Stage 6: Young adulthood

In this stage, the central challenge is to develop and maintain intimate relationships with other people, relationships of friendship and most importantly, a relationship of love where you show you can give and take within this context of love. If you fail at this, you might become isolated, so you want to establish relationships in young adulthood.

Stage 7: Middle adulthood

In this stage, you’re caught up in making sure you’ve contributed something or made a difference in the world. In middle adulthood, you want to make sure you've passed something on to the next generation. You want to answer the call that life means something and that you’ve established some sort of meaning in life that goes beyond just your own existence.

ExampleOften, people decide to have children in order to establish meaning in life that extends beyond their own existence.

The central challenge in this stage is to avoid turning inwards and becoming completely self-absorbed because you haven't extended yourself and created some sense of meaning that goes beyond just your own existence.

Stage 8: Old age

In this final stage of development, near the end of people’s lives, they're concerned with the challenge of integrity versus despair.

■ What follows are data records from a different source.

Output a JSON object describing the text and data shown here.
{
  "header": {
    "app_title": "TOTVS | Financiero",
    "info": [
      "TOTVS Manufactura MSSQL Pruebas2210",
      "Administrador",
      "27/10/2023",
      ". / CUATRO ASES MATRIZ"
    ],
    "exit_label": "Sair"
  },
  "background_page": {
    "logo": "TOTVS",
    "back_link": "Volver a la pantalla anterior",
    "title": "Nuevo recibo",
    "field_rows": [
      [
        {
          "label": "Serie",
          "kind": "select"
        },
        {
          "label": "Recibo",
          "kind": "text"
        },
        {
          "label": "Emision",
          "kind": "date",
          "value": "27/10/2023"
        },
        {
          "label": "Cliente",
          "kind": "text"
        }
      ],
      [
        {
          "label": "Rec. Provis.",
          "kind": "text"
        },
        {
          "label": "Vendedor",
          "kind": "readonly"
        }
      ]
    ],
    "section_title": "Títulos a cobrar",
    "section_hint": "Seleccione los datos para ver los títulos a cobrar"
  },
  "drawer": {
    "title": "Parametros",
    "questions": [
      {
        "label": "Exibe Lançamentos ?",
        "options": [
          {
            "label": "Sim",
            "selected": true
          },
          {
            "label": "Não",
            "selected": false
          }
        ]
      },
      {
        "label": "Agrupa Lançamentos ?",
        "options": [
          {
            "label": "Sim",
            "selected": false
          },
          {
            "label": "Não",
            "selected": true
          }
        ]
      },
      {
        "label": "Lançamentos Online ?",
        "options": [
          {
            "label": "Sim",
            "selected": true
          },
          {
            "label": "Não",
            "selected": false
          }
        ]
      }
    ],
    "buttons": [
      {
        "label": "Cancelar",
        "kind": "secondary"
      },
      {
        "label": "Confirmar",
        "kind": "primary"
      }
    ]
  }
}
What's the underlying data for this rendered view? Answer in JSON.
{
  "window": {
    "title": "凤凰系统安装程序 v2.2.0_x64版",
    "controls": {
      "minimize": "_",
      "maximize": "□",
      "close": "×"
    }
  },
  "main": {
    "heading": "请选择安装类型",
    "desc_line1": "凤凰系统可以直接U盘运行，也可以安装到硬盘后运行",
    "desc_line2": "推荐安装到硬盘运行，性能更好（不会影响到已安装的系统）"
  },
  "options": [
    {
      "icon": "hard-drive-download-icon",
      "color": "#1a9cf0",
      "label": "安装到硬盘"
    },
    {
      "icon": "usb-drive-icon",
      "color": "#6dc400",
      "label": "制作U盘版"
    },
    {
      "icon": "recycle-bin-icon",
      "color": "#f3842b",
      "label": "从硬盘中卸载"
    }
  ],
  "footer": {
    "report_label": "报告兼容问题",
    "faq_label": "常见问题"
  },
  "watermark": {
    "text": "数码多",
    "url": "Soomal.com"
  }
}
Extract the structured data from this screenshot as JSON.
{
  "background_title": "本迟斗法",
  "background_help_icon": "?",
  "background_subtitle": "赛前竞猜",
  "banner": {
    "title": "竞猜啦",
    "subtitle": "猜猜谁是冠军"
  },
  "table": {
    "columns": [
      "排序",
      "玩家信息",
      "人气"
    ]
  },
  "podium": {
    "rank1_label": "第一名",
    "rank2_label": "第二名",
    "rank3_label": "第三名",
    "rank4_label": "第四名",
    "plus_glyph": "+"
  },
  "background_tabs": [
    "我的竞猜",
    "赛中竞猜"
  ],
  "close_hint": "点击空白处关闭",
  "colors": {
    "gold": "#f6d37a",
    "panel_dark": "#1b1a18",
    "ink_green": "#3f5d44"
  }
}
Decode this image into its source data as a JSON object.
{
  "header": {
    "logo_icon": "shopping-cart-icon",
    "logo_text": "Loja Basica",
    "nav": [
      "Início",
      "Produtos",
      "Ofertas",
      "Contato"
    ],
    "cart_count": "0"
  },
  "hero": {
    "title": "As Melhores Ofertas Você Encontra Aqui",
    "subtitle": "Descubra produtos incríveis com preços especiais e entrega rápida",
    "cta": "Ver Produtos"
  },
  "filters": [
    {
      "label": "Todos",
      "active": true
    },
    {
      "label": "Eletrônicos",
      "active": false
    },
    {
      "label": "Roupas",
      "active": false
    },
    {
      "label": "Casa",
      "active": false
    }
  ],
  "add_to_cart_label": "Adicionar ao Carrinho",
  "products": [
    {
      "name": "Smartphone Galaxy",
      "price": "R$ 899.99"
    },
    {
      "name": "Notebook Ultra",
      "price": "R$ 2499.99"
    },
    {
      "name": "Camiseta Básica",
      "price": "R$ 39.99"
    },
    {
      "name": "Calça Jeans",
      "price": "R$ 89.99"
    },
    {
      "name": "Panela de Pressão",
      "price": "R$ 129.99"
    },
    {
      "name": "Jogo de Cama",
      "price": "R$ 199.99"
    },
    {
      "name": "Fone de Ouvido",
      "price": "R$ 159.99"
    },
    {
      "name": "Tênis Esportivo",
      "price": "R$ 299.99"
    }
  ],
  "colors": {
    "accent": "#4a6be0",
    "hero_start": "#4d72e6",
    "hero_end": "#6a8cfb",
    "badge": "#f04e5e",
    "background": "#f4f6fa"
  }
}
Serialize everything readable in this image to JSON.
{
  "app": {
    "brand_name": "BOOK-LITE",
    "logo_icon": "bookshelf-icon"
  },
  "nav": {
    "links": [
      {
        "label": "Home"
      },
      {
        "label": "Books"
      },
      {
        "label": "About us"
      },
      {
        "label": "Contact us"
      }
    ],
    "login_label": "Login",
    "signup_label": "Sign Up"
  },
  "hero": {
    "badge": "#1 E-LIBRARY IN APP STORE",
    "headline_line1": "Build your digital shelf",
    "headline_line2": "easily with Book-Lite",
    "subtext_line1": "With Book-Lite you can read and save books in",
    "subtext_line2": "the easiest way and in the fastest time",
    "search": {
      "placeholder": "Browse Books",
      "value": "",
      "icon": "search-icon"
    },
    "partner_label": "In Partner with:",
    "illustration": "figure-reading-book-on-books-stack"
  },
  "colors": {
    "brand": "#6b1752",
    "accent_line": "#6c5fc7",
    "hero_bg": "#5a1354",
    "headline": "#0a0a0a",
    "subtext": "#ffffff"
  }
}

They want to look on what they've accomplished with a sense of pride and integrity--their lives mattered, they did something positive and the person they became was a good person. If they fail at this, they might feel despair, which is a powerful word. They might feel that they missed chances and made some bad decisions, and these in turn caused them to become a person that they didn't necessarily want to become. All people want to know that they lived a decent, viable life, made good decisions and became a good person, and thus avoid despair.

Term to Know

Erik Erikson's Eight Stages of Development

Erik Erikson, a psychologist, developed an extended life-course theory of development that had eight stages, each with its own central challenge: 1) Infancy; 2) Toddlerhood; 3) Preschool; 4) Preadolescence; 5) Adolescence; 6) Young Adulthood; 7) Middle Adulthood; 8) Old Age.

Summary

Today you learned about psychologist Erik Erikson’s eight stages of human development and the central challenges within each stage.

Good luck!

Source: This work is adapted from Sophia author Zach Lamb.

TERMS TO KNOW
  • Erik Erikson's Eight Stages of Development

    Erik Erikson, a psychologist, developed an extended life-course theory of development that had eight stages, each with its own central challenge: 1) Infancy; 2) Toddlerhood; 3) Preschool; 4) Preadolescence; 5) Adolescence; 6) Young Adulthood; 7) Middle Adulthood; 8) Old Age.